CKP Nature Explorers
September 21, 2018
CKP Nature Explorers Bush Playgroup – The story so far…..
This year CKP decided to provide a free community playgroup option for families who were keen to discover natural play spaces in Frankston and surrounding areas. Run by Lauren Moolenaar, an experienced Kindergarten teacher with outdoor learning at the core of her philosophy, families are provided with a balance of educational activities and free time to explore the environment over the two hour session. Learning is explained to families to enhance their knowledge of particular activities and the impact on their child’s overall development.
We started this new, exciting adventure at George Pentland Botanical Gardens where there are many different areas to explore. Favourites included chatting with the ducks, investigating the Indigenous totem poles and revisiting the fallen tree logs that the children decided reminded them of the Gruffalo. We counted the rings in cut trees to see how old they were, watched the rainbow lorikeets feeding in the trees above and hugged the large gum trees to measure their girth. We created ephemeral are=t works with found objects and used paint colour cards to find items that matched the different shades of green, brown and grey.
Towards the end of Term 2 we changed locations, and moved on to Sweetwater Creek where the children could scamper over granite rocks, use leaves and twigs as boats to move through the small rapids and play in the natural cubby that had been created by members of the local community over time. The suspension bridge was a big hit, and the younger children tried to stay on their feet as the older siblings jumped up and down. In this location we were visited by large kookaburras, white and yellow-tailed black cockatoos. This area is well used by the locals for dog walking, so we met many interesting 4-legged characters on our journeys. For our final session at Sweetwater we went on a big walk to find the playground at the very end of the reserve. There were large stairs to climb, tree roots to step over and wooden sections of path through the swamp.
Our final session for Term 2 coincided with International Mud Day on June 29. The families were keen to celebrate, so we borrowed the mud patch at Frankston Preschool and celebrated by creating muddy puddles to jump in, squeezing mud through our fingers and tossing mud balls for each other to catch with a splash. We discussed the origins of Mud Day in Nepal that has quickly spread globally, and the children learnt they were connecting with the earth on the same day that children around the World were in their local areas. Once we had cleaned up Sarah (the teacher at Frankston Preschool) took us on a tour of the neighbouring community garden where the children were fascinated by the bee hive and worm farm.

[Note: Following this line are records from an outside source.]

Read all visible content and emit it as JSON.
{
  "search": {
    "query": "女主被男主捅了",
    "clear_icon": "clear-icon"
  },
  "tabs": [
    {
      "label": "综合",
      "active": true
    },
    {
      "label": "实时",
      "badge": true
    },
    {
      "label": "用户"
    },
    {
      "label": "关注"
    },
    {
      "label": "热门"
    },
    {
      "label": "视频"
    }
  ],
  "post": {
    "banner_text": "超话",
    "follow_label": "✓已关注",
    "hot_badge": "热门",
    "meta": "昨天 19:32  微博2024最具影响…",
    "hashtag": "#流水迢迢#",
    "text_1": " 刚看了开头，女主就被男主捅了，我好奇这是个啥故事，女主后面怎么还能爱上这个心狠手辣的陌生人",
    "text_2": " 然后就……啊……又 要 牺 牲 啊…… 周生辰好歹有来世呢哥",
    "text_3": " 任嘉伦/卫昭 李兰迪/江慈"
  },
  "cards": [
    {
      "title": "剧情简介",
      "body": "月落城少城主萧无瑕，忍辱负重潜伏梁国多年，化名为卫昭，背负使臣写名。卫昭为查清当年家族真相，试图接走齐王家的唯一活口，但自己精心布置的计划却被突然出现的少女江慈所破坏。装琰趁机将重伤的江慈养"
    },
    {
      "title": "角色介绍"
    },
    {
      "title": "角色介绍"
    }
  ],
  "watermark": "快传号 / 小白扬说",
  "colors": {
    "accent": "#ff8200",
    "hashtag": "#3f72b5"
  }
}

Currently we are meeting at McClelland Gallery. With the recent high winds we have spent time in the open grassed areas so there is no risk of falling tree branches. We have been embracing the windy weather and laying under the kinetic ‘Tree of Life’ and chasing its’ shadows, and the children find it truly mesmerising. We chat to the ducks at the lake, explore the large white ball sculpture with hollow edges to look through and the children hear their voices echoing as they call into each ball. On the not-so-windy days we have been walking along the bush tracks discovering hidden sculptures and listening to the frogs. The children’s favourite spaces to spend time in are the house of stars and the labyrinth maze.
The current Nature Explorers group have told us that since we have been visiting these spaces they are now sharing them with other family members on weekends and their children are the guides on these outings. They are happy to see their children’s confidence growing as well as observing a sense of belonging develop for them in these spaces.
“Unless we are willing to encourage our children to reconnect with and appreciate the natural world, we can’t expect them to help protect and care for it.” – David Suzuki.
If you want more information about CKP Nature Explorers, please call 9783 3931.